Activity:
From the entries provided below, copy each line that contains the word "sans".

Dataset content START

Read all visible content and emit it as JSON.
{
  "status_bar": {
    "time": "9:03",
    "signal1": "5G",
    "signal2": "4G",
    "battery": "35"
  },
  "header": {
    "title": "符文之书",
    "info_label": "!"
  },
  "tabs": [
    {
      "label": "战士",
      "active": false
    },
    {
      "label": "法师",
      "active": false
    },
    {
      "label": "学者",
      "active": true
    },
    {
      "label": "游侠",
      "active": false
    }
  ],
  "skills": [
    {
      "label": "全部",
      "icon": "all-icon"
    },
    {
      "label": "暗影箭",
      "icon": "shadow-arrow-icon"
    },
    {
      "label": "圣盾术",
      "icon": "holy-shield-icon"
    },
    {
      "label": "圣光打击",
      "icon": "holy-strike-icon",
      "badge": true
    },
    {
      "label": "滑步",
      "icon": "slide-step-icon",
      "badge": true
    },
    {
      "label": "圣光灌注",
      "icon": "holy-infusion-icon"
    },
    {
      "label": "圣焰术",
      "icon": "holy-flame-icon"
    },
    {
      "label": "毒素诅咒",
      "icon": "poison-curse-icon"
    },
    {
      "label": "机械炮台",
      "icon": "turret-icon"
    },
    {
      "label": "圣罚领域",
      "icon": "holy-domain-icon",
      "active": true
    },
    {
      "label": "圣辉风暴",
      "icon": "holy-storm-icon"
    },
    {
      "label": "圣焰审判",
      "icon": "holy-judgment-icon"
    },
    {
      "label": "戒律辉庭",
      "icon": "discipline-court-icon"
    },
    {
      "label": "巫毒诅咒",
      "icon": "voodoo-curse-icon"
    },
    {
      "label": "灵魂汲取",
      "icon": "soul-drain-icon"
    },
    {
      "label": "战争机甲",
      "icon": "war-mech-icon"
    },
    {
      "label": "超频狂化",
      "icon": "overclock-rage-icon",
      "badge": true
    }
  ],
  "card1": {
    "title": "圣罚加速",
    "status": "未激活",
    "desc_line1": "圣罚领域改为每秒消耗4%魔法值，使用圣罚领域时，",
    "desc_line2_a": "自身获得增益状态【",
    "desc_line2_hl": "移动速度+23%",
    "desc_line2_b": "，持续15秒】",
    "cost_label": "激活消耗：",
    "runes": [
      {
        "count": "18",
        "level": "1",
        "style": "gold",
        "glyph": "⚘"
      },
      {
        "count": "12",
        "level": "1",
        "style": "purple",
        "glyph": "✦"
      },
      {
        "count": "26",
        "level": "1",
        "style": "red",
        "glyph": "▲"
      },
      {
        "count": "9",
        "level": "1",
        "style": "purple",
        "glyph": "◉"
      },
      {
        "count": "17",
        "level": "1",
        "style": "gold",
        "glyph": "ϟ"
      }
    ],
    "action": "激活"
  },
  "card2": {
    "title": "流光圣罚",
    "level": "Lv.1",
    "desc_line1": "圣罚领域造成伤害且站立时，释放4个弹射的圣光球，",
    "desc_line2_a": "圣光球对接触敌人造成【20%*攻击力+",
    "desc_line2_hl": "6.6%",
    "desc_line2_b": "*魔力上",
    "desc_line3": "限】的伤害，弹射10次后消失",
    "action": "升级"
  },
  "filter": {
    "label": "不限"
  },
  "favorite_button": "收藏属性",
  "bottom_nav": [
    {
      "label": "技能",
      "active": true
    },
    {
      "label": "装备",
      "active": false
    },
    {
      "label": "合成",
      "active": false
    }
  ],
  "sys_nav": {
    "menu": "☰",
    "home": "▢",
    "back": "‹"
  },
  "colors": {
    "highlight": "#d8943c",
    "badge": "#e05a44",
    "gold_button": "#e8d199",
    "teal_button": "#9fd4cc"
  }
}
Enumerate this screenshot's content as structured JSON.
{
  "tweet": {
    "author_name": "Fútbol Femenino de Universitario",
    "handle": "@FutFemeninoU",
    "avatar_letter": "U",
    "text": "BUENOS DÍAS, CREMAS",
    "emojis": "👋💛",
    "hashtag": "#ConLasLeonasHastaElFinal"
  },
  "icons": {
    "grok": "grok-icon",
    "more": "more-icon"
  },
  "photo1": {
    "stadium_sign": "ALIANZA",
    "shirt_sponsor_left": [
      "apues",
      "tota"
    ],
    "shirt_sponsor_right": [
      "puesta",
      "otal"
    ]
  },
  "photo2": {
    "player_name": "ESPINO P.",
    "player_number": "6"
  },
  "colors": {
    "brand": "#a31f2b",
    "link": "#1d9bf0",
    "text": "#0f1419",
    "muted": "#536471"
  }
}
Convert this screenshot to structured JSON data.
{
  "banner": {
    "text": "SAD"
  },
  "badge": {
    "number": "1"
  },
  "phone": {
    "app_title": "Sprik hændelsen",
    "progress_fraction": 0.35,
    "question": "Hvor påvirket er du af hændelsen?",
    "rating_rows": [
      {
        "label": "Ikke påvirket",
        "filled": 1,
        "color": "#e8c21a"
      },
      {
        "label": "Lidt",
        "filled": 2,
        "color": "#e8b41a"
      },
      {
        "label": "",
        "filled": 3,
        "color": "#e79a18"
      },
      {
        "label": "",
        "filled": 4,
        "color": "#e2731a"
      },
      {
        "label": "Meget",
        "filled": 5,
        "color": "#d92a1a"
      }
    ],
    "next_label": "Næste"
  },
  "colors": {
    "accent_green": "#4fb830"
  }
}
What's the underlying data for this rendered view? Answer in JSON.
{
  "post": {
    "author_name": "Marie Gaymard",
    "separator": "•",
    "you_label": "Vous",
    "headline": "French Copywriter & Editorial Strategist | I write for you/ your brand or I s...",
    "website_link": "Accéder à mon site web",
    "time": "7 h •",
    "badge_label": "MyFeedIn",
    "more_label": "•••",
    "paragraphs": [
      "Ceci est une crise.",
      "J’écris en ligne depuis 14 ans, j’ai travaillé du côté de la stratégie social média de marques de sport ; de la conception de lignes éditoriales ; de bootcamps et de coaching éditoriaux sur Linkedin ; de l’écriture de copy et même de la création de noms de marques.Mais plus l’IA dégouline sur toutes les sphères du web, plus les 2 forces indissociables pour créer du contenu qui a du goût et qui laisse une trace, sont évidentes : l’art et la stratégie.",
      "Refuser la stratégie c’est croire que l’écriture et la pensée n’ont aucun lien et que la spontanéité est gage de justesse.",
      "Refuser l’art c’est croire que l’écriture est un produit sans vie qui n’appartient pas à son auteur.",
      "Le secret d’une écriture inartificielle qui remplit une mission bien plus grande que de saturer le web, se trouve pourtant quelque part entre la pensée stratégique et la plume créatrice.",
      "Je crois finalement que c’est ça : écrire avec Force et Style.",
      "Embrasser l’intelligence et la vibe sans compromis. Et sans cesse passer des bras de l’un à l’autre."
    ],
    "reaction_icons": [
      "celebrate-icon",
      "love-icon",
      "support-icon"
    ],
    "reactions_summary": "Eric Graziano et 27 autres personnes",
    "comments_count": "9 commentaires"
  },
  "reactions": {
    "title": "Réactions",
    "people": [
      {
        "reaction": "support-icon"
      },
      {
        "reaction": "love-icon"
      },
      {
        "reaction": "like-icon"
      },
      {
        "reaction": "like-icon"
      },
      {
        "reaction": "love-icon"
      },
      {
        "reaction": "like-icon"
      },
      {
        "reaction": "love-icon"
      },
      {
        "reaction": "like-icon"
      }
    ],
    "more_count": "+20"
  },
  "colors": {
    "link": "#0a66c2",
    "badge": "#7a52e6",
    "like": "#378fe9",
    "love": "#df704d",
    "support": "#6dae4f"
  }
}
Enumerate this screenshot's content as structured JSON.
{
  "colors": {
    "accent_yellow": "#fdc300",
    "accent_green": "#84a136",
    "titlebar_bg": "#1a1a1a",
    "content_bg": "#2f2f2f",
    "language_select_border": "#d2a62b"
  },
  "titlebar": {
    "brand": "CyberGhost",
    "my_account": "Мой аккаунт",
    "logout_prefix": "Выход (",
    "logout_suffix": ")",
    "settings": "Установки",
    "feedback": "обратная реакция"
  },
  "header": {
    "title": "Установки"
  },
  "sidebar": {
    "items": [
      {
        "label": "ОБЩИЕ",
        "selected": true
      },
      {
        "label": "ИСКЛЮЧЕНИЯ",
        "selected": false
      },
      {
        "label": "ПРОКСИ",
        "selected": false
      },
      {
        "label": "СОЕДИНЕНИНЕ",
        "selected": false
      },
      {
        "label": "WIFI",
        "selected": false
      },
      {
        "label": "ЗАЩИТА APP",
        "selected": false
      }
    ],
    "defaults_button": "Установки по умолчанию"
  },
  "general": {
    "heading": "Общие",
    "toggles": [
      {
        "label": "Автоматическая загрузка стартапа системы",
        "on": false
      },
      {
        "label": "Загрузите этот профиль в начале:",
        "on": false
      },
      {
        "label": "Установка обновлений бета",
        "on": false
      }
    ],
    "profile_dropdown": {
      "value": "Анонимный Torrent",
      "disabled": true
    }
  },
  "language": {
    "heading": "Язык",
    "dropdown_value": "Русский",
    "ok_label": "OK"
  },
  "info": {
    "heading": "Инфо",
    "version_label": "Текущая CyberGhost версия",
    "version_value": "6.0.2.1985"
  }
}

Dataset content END

Expected answer:
      "Refuser l’art c’est croire que l’écriture est un produit sans vie qui n’appartient pas à son auteur.",
      "Embrasser l’intelligence et la vibe sans compromis. Et sans cesse passer des bras de l’un à l’autre."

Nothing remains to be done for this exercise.